> Work request: Find every line below where the string "OBJS" shows up, and copy those lines.

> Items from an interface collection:
• • • • • • •

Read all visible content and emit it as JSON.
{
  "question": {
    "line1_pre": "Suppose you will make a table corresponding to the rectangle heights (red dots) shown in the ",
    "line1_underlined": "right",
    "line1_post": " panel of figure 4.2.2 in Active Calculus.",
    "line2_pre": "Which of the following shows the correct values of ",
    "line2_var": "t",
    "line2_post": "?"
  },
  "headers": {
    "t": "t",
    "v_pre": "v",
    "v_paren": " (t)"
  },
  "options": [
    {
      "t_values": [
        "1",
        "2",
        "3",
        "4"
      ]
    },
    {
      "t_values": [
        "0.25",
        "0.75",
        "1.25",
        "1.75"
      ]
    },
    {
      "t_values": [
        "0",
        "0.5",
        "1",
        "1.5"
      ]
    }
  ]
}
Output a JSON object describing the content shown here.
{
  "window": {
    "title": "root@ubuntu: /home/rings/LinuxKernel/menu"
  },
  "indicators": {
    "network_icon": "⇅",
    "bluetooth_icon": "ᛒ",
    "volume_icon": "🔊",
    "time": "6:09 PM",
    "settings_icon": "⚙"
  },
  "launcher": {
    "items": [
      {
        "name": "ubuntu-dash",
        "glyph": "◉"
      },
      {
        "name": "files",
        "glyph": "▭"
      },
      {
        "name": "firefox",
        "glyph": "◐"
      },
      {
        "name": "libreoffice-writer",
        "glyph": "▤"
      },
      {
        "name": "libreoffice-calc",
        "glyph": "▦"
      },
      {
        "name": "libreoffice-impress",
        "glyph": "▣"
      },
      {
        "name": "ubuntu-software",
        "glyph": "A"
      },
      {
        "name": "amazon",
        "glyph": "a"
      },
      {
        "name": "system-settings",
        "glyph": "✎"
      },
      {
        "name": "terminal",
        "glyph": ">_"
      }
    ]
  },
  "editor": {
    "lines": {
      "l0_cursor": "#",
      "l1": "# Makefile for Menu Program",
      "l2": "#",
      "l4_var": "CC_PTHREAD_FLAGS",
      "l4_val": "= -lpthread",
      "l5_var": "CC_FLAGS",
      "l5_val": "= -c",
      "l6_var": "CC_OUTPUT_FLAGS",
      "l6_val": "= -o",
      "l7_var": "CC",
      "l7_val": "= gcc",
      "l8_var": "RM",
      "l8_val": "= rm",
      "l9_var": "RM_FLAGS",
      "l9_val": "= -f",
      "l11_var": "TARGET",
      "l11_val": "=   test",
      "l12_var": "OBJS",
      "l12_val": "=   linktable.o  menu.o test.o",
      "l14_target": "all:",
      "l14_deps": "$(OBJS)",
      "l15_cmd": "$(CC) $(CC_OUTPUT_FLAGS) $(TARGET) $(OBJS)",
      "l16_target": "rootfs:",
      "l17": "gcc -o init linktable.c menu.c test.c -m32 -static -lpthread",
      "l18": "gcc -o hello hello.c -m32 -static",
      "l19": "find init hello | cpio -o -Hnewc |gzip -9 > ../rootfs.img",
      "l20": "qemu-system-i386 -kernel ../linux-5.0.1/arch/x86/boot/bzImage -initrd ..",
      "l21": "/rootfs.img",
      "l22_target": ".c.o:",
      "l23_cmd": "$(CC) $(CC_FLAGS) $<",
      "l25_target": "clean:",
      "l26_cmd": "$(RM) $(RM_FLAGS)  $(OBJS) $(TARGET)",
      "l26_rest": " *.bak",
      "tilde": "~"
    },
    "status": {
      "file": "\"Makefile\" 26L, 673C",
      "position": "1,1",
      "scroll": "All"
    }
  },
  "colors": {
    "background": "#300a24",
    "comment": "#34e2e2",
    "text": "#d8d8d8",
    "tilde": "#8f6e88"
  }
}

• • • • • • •

> Response area:
      "l12_var": "OBJS",
      "l14_deps": "$(OBJS)",
      "l15_cmd": "$(CC) $(CC_OUTPUT_FLAGS) $(TARGET) $(OBJS)",
      "l26_cmd": "$(RM) $(RM_FLAGS)  $(OBJS) $(TARGET)",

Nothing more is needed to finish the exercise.